Cleo benefits greatly from her brother Chestnut being a grazer. Her tendency to be more of a hoover sees her face disappear into her dish and not come up for air until every last scrap of food is gone, then she moves on to anything Chestnut left behind.
Sprawled out in the sun, her white belly is a giant mound on the floor, her profile becomes like that of a beached whale. Cleo’s girth may allow her to trap more sun, but it also has proven a tad hazardous in day-to-day life, such as that time she got stuck trying to squeeze herself through a hole in the baby gate.
The gate sits at the top of the six steps that lead from the entryway into our kitchen. We put it there to stop Murdoch from taking over the entire house. When he proved himself capable of being trusted to stay out of his kennel unattended, we still wanted to contain him in an area where we could control the amount of damage he inflicted on our things. The baby gate served the purpose perfectly.

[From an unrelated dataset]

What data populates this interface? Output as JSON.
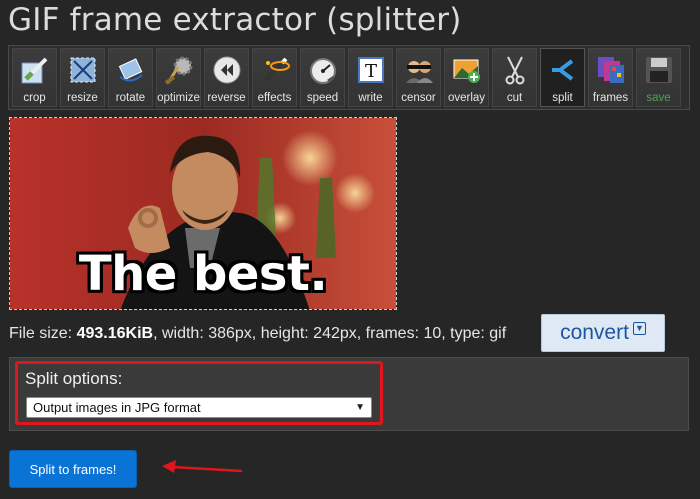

It’s one of those very basic old wooden-framed ones with two plastic panels full of holes the size of Loonies and a couple of wooden arms that fold over each other. One of the arms has notches in it and the other sports a metal hinge that drops into the appropriate notch so the panels can slide past each other and adjust to the width of the door.
After tripping over the gate and just about falling down the stairs in a tangle with the thing for the umpteenth time, Morgan finally fastened it to the wall with a hinge so we could use it like a door. He then cut a normal-cat-sized square hole in one bottom corner so Cleo, who likes to jump down between the spindles of the banister that overlooks the entryway from the kitchen and spend time with Murdoch, can escape when he gets too rough.
As I knelt before the dog food cupboard filling bowls for supper one evening, I found myself directly in line with the hole in the baby gate. Cleo, hearing the sound of food being dished, clamboured up the stairs and began to climb through the hole in her casual queen-of-the-universe kind of way. She reached through with her dainty front paws, followed by her head, then her shoulders, before coming to an abrupt halt. I watched as neck fat bunched at the back of her head and she reached forward with her front paws and tried to pull herself through while at the same time shoving with her back feet on the first step down.
She rocked back slightly then gave a couple of good full-body shoves forward before the momentum of her efforts caused the gate to begin to swing slowly open. Her green eyes widened as her front paws scrambled to hold on to the kitchen floor and pull herself forward again, but she pushed herself further away instead. When her back feet slipped off the top step, her front legs were extended as far as they could go, her toes strained to hold on and I could see the concentration on her face.
I was already near hysterics by the time her front paws finally lost contact with the kitchen floor as the gate continued its slow swing away from solid ground. Cleo hung for a moment about a foot above the second step down as the gate came to a stop. She was folded completely in half, her front end on one side of the gate, her back on the other. It looked like she was straining to touch her toes before she managed to slither through, front first, and drop down to the stairs with a gentle thud. As casually as though she was a seasoned celebrity who’d just pulled up to the curb in a limo and was greeting a mob of over-exuberant fans, Cleo hopped up the last couple of steps to the kitchen and sauntered towards her food dish with an air of having everything completely under control.
She hasn’t used the hole in the gate since.